## [Exercise]
Look through the records and copy each line that has "this" in it.

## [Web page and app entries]
----
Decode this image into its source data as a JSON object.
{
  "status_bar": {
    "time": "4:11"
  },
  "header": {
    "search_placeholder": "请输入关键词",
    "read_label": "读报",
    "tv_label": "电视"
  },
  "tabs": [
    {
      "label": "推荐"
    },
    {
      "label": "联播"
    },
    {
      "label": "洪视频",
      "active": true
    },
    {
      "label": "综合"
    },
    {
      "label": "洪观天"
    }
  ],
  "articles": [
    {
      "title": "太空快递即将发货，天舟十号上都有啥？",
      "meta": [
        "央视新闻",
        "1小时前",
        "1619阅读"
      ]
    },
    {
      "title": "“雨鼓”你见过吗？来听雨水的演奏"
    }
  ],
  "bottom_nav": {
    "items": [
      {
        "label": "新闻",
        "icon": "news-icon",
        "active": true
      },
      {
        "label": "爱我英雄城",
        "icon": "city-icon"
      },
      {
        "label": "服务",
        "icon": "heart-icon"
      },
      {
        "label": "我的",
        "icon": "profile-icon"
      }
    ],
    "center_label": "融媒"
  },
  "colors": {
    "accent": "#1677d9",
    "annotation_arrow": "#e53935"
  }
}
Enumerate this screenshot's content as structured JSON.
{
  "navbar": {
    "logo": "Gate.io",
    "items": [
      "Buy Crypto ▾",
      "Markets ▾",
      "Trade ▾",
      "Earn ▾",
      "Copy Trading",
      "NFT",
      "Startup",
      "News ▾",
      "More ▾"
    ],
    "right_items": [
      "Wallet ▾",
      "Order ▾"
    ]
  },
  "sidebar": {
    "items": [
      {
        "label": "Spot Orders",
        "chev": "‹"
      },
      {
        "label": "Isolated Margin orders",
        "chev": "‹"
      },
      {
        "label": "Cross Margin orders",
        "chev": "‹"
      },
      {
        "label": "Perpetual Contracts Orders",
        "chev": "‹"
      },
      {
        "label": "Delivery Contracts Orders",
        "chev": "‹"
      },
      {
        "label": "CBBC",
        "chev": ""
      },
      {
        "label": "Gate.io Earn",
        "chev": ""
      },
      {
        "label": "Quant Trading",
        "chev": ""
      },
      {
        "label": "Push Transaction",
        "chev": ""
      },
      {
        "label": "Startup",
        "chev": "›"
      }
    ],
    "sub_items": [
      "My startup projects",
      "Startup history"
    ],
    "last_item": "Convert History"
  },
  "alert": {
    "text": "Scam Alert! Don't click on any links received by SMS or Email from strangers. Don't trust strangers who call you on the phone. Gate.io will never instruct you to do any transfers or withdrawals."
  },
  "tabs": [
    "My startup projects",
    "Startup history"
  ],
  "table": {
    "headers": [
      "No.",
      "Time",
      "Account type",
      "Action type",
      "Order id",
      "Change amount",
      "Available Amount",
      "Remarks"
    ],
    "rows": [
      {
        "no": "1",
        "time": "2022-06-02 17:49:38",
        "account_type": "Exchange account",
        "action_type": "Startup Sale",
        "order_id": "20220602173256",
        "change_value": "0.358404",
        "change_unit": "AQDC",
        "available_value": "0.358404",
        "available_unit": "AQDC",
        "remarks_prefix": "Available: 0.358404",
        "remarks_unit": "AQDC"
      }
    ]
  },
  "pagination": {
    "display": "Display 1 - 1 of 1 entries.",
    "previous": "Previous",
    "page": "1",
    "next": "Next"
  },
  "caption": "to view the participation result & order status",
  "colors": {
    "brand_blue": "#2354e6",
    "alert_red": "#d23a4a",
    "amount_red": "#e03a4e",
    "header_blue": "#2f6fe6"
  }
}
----
## [Result below]
Decode this image into its source data as a JSON object.
Enumerate this screenshot's content as structured JSON.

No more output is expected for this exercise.